#### WHAT THE TASK REQUIRES
Please count the lines in the entries below that include the word "votre", and give only the number.

#### PROVIDED MATERIAL

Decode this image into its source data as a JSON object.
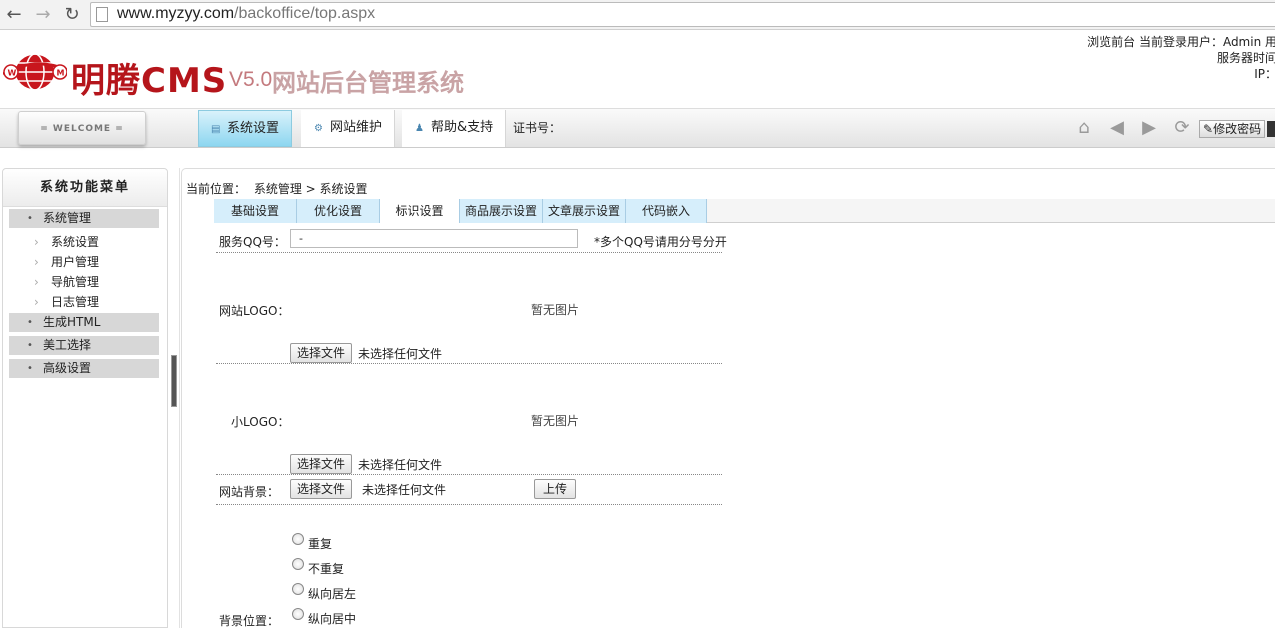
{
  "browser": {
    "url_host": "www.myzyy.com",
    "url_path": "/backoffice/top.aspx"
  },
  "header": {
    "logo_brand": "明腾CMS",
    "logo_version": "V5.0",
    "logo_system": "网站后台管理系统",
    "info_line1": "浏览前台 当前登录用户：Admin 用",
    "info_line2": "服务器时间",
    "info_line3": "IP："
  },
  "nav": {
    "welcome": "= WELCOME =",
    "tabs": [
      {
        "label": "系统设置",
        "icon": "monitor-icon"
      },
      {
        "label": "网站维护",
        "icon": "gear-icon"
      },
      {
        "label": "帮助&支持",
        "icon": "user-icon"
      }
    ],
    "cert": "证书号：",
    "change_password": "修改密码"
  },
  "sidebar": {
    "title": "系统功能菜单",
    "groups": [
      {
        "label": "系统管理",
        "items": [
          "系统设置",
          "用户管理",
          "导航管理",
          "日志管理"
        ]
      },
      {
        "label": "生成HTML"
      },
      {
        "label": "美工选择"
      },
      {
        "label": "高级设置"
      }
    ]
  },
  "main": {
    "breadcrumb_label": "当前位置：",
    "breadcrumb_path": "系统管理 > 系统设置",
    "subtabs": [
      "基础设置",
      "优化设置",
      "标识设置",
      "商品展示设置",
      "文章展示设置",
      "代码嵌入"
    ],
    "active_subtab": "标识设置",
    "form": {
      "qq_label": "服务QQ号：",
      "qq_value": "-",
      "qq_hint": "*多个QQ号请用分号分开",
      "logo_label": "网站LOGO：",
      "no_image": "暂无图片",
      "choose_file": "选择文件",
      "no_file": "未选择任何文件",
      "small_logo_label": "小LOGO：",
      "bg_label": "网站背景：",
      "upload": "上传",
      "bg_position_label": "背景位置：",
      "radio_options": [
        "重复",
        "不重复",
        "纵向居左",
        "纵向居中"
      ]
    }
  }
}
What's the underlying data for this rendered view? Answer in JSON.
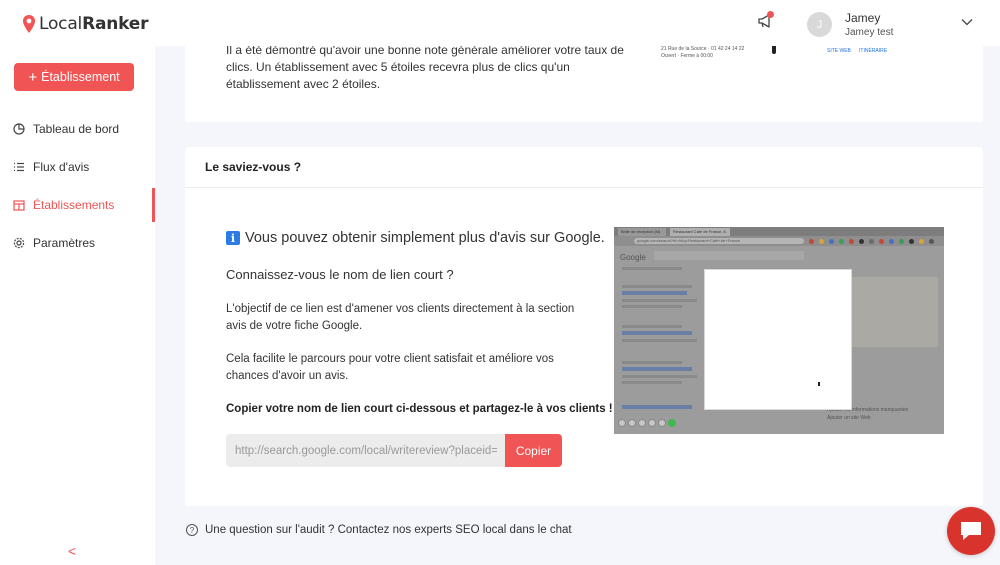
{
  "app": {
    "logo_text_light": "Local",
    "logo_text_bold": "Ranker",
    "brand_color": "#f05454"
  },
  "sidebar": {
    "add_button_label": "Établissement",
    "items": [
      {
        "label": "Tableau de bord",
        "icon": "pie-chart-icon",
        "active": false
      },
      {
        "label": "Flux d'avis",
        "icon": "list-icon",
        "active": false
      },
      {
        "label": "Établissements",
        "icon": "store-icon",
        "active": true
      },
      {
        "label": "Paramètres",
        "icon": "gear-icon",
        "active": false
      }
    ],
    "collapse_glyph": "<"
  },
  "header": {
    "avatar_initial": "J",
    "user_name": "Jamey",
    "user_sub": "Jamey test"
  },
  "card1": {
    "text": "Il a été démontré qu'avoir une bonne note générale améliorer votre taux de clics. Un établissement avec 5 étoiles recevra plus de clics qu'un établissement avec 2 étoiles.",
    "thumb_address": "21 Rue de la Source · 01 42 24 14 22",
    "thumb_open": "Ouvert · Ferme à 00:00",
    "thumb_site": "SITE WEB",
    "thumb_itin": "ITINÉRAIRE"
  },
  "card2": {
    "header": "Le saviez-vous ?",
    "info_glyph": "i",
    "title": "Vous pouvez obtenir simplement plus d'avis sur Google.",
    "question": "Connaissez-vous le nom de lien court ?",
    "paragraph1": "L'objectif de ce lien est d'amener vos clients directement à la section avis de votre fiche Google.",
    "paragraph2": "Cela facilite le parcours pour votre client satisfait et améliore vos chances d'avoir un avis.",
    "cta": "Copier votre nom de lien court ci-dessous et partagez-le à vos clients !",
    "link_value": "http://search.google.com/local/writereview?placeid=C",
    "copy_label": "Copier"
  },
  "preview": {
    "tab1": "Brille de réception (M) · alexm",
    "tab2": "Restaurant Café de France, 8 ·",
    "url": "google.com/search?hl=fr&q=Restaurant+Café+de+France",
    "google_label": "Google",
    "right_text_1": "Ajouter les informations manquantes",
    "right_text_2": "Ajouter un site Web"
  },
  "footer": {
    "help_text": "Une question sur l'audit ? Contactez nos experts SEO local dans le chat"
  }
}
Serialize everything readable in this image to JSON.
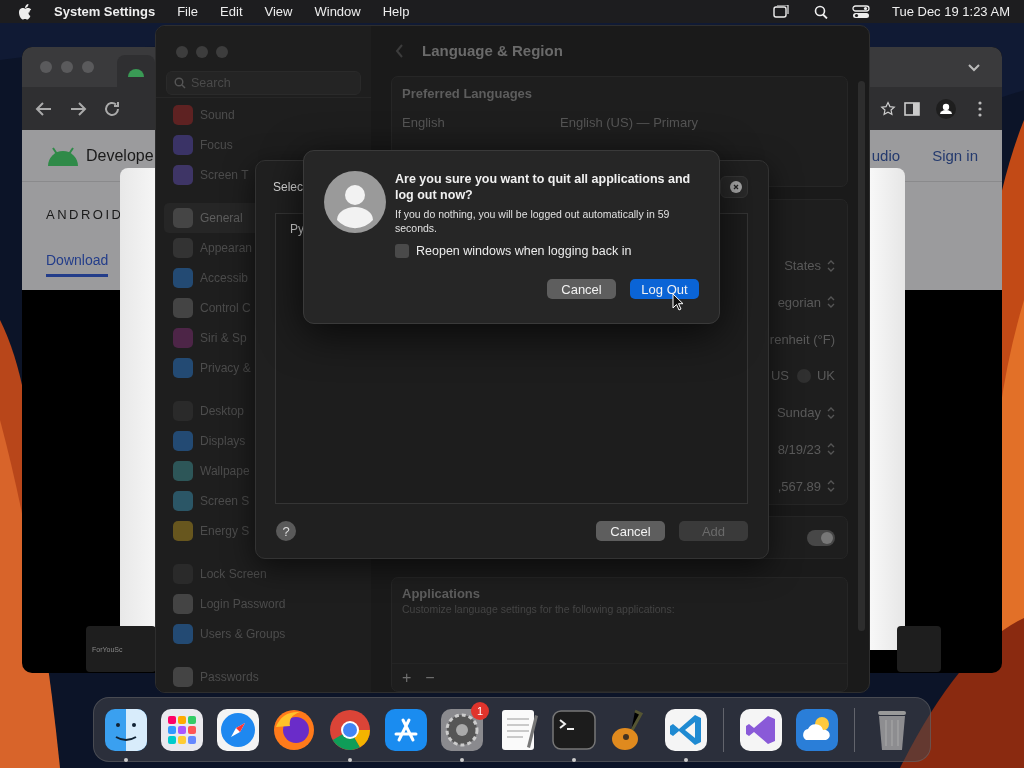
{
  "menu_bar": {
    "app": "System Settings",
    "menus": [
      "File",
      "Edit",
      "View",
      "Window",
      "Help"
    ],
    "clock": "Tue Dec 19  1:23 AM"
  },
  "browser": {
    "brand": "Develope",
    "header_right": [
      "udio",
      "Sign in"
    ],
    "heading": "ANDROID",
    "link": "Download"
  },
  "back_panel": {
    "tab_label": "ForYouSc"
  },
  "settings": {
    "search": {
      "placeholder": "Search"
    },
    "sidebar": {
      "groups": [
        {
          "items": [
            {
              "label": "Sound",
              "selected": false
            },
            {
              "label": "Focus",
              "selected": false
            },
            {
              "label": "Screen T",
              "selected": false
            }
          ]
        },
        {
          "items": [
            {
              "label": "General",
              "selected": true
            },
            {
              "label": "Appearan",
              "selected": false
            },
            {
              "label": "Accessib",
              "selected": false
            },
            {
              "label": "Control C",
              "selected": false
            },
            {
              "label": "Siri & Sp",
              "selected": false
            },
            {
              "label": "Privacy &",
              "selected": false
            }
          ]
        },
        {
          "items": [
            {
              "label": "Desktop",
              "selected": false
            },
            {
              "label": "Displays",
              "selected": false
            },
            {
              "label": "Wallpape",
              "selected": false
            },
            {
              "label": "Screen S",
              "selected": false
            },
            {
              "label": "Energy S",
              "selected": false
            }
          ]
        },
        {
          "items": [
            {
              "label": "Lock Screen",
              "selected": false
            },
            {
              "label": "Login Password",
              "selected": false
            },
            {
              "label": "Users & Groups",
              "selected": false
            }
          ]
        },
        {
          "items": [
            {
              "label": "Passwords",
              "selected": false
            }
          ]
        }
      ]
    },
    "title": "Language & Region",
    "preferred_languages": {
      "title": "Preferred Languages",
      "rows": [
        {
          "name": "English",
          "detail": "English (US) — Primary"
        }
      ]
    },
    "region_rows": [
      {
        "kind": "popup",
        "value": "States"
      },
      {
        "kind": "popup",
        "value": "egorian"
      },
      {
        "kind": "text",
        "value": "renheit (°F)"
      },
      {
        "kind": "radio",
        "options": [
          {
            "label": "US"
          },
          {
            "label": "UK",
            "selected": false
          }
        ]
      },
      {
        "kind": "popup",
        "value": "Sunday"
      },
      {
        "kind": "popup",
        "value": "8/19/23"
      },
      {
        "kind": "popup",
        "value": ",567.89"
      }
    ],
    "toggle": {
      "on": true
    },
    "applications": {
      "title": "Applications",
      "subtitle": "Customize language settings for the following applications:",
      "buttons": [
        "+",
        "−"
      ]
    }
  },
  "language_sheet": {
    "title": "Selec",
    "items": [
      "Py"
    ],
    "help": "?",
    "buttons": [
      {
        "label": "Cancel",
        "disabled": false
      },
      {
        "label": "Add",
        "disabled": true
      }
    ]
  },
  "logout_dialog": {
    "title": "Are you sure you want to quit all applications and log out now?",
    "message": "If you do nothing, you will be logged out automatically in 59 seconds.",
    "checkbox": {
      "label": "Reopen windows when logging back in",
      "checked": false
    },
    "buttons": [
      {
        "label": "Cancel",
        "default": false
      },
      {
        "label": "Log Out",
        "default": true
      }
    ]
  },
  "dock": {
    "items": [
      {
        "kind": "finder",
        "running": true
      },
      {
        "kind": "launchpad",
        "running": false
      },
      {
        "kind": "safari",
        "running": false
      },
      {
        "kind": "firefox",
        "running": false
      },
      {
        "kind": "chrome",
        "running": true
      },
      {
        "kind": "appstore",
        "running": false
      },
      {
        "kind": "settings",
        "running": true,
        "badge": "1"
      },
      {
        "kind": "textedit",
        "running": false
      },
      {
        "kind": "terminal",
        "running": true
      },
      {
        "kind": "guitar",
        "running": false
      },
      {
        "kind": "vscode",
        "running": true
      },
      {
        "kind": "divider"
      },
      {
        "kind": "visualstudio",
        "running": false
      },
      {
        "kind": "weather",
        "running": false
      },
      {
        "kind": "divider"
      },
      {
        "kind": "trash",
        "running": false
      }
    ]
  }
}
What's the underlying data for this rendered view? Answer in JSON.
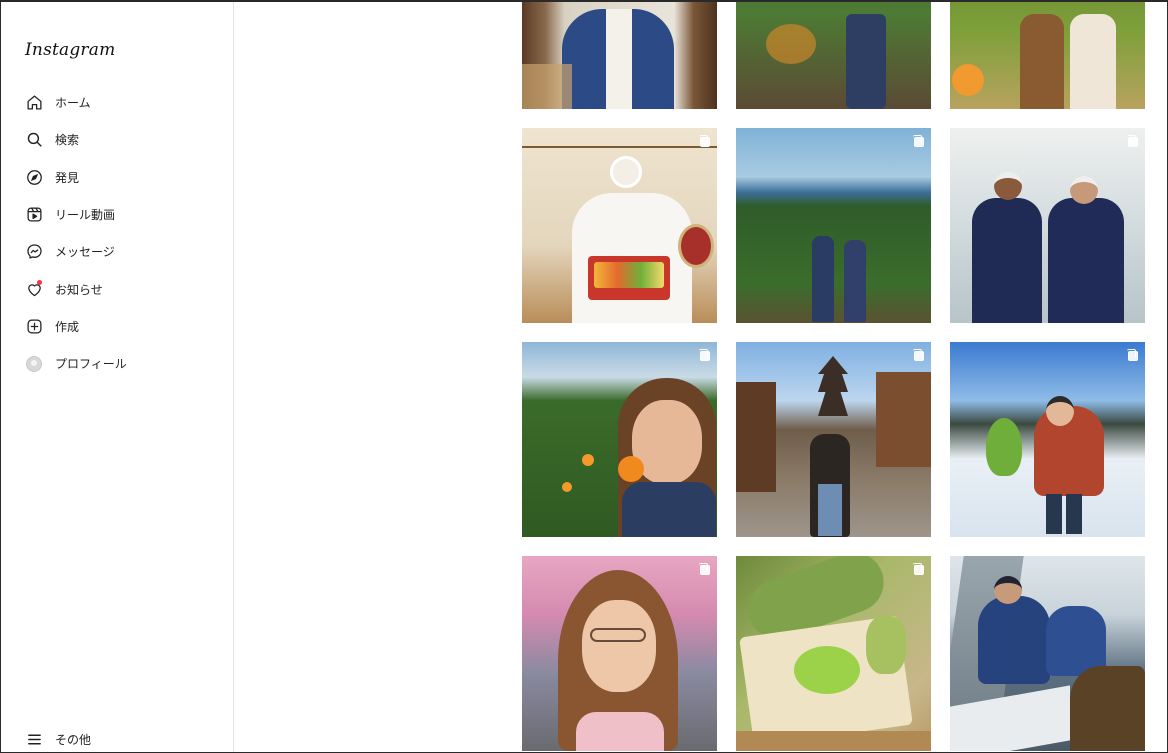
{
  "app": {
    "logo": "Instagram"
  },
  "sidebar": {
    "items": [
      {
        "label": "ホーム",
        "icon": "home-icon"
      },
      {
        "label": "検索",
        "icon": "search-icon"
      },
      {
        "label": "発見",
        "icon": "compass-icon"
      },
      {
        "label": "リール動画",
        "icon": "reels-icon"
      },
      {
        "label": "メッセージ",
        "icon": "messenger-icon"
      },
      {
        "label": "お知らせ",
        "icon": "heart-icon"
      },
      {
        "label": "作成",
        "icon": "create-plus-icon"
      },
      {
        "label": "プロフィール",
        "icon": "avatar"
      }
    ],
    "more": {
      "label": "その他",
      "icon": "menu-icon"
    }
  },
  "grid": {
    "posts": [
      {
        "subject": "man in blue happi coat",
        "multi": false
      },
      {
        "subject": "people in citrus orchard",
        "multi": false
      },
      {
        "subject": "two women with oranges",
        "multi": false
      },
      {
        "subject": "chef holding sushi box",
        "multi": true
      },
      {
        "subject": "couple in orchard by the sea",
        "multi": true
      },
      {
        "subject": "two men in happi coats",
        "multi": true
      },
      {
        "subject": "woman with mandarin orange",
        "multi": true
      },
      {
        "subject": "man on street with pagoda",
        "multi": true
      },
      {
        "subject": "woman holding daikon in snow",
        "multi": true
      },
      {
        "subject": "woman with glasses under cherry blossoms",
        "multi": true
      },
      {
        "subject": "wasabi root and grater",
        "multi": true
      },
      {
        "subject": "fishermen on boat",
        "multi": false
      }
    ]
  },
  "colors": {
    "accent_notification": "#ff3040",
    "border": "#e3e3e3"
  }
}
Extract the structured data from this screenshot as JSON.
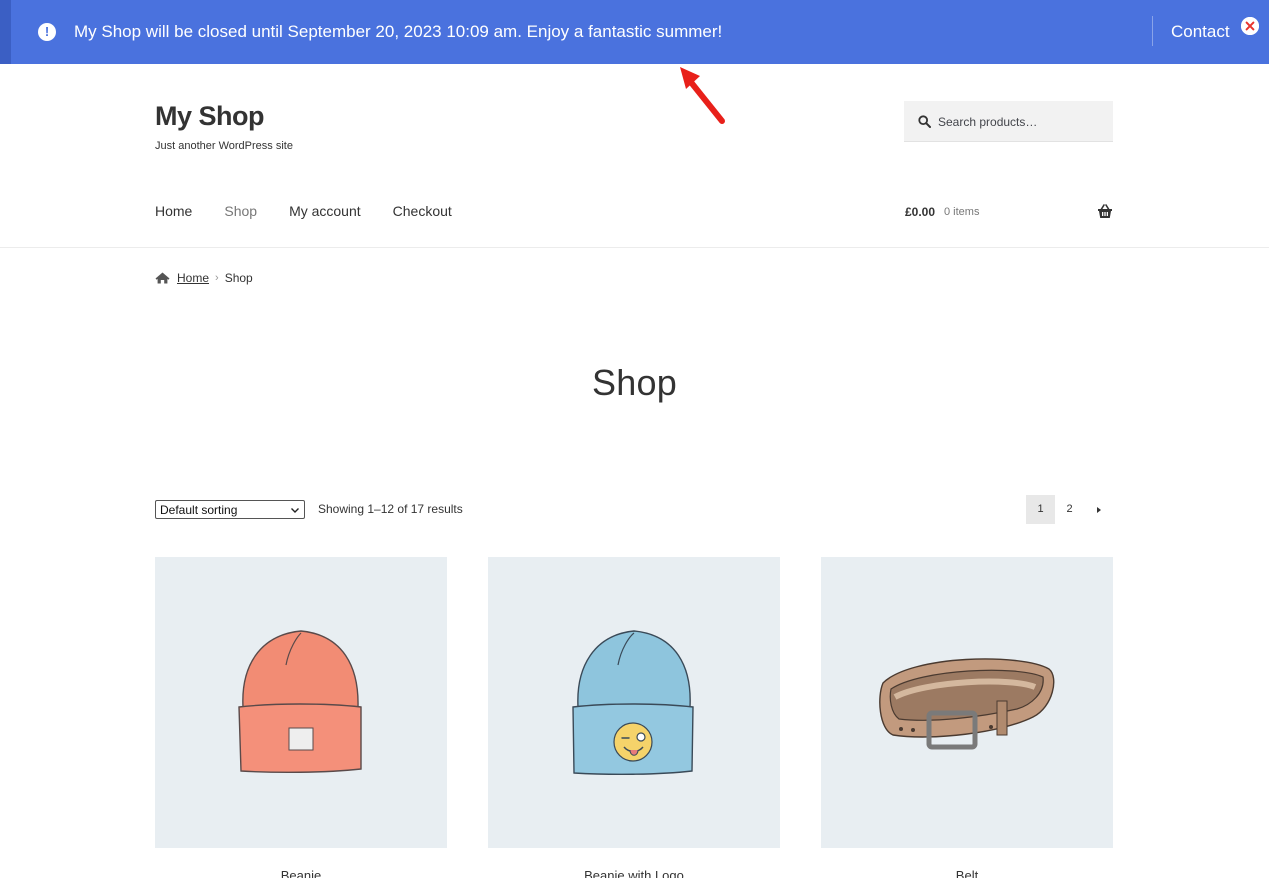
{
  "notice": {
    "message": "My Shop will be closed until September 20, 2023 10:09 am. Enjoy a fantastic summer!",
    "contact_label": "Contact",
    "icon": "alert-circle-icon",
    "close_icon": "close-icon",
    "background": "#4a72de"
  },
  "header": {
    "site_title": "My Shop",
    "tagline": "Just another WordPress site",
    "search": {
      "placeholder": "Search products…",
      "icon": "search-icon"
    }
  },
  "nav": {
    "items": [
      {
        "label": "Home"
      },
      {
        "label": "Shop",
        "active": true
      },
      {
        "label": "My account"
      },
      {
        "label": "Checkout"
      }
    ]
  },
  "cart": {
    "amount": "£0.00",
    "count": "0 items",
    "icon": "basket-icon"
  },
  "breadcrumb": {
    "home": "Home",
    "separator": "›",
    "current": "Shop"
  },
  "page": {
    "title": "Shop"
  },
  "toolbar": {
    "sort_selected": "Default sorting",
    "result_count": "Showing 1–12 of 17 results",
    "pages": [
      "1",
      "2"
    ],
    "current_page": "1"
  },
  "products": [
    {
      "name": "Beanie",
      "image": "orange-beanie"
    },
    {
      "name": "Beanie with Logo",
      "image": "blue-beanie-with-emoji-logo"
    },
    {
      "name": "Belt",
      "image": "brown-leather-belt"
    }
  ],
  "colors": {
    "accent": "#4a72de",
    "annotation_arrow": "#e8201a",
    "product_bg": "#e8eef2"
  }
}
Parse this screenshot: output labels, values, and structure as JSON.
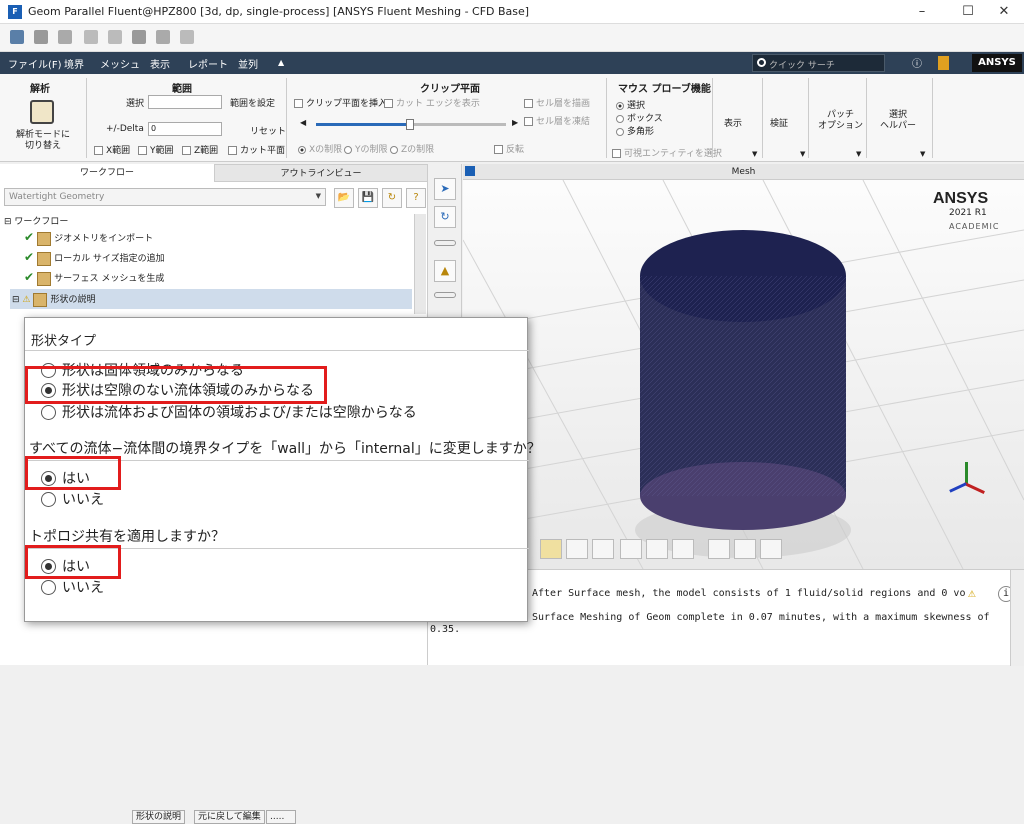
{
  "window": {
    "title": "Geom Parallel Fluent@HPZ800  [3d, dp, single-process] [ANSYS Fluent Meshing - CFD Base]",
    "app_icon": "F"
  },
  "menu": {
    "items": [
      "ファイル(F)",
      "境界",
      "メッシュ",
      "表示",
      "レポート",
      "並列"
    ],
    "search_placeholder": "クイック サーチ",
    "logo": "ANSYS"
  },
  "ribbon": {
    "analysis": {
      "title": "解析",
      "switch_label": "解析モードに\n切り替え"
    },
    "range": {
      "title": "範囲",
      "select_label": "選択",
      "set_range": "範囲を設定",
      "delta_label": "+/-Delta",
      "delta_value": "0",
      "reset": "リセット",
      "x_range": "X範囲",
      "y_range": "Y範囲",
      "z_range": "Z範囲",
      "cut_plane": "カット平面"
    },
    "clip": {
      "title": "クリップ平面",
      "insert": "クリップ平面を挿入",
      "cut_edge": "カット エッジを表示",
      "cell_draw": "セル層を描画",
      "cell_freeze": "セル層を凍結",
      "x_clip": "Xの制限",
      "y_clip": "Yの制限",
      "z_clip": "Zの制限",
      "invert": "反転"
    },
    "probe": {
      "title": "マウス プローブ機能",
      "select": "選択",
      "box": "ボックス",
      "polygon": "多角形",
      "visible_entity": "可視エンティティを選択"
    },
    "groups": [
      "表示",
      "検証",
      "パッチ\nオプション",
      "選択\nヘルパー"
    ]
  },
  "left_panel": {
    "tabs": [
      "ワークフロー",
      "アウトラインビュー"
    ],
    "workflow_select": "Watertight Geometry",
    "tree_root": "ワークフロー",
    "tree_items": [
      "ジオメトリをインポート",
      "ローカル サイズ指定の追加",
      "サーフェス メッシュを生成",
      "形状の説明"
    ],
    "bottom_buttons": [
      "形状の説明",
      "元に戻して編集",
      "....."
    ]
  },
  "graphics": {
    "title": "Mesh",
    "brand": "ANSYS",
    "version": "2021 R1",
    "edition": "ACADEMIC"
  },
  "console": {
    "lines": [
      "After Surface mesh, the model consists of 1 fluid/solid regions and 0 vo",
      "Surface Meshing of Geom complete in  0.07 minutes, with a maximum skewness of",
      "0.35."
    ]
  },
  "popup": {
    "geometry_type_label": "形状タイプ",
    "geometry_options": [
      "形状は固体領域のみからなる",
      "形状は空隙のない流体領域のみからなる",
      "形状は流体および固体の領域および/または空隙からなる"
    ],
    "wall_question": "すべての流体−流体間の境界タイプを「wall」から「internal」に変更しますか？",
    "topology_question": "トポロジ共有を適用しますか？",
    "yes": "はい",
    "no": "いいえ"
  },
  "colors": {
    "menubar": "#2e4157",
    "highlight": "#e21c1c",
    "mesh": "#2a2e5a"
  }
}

#### RESULT OF THE TASK
4